Nepal’s population of endangered one-horned rhinoceros has grown by more than a hundred over the past six years, officials said, with campaigners hailing the increase as a conservation “milestone”. Following the population increase in recent decades, the rhino’s status has improved from endangered to vulnerable.

According to the results of the latest census, Nepal’s rhino population has risen to 752, from 645 in 2015. Nepal is among only a few countries where greater one-horned rhinos are found. Of the total number of rhinos, more than 90% live in the Chitwan National Park, which is also home to tigers, elephants, leopards and Gangetic gharials (fish-eating crocodiles). The animal was close to extinction in the last century, and its revival in Nepal and India is regarded as one of the greatest conservation success stories in Asia. Thousands of one-horned rhinos once roamed the southern plains, but rampant poaching and human encroachment on their habitat reduced their numbers to around 100 in Nepal in the 1960s. Since 1994, the Himalayan nation has conducted a rhino census once every five years, as authorities stepped up their efforts to boost population numbers for the species listed as vulnerable by the International Union for the Conservation for Nature.

Around 350 experts and forest department officials travelled deep into the forest for about three weeks to tally the rhinos based on a visual headcount.
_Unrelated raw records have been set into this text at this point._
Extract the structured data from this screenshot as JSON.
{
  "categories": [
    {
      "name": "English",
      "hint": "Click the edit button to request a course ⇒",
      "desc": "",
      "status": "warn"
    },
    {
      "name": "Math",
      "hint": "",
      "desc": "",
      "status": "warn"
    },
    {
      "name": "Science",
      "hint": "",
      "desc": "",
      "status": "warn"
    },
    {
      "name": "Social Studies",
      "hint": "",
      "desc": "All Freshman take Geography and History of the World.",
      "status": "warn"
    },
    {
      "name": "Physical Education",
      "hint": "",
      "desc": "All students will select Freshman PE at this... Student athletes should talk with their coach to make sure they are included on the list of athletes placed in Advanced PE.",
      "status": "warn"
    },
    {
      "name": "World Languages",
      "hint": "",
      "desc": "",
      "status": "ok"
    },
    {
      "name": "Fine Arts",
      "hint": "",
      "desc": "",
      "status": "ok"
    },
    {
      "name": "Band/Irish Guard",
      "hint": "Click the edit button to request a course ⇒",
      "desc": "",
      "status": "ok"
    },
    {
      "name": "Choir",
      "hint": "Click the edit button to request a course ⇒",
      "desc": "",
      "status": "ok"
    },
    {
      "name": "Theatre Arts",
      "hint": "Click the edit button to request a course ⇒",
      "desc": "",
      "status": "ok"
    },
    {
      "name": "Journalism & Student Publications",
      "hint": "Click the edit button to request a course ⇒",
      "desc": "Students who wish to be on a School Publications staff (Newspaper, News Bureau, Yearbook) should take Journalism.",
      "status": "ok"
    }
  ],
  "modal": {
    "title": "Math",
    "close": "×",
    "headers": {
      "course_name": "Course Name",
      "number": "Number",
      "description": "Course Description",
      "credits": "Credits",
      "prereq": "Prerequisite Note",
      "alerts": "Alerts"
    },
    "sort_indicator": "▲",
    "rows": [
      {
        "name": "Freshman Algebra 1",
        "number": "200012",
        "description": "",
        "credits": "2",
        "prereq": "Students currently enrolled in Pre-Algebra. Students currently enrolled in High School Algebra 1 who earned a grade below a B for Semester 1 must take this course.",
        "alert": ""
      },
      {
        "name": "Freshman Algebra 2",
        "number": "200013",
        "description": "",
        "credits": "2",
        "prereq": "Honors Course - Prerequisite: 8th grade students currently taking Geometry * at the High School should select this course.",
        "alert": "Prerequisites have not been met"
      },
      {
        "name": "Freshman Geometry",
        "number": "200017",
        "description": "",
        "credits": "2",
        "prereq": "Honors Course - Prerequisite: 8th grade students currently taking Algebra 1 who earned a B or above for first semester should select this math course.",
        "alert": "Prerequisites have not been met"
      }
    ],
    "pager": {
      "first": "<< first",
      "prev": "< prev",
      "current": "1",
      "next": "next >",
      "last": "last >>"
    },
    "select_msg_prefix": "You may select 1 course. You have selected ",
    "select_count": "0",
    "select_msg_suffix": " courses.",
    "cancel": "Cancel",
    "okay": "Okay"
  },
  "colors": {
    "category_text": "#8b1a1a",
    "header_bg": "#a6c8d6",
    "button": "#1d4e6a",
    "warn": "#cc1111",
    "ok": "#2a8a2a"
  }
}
The estimates are based on unique identifying features like sex, size, horn, ear shapes and skin folds.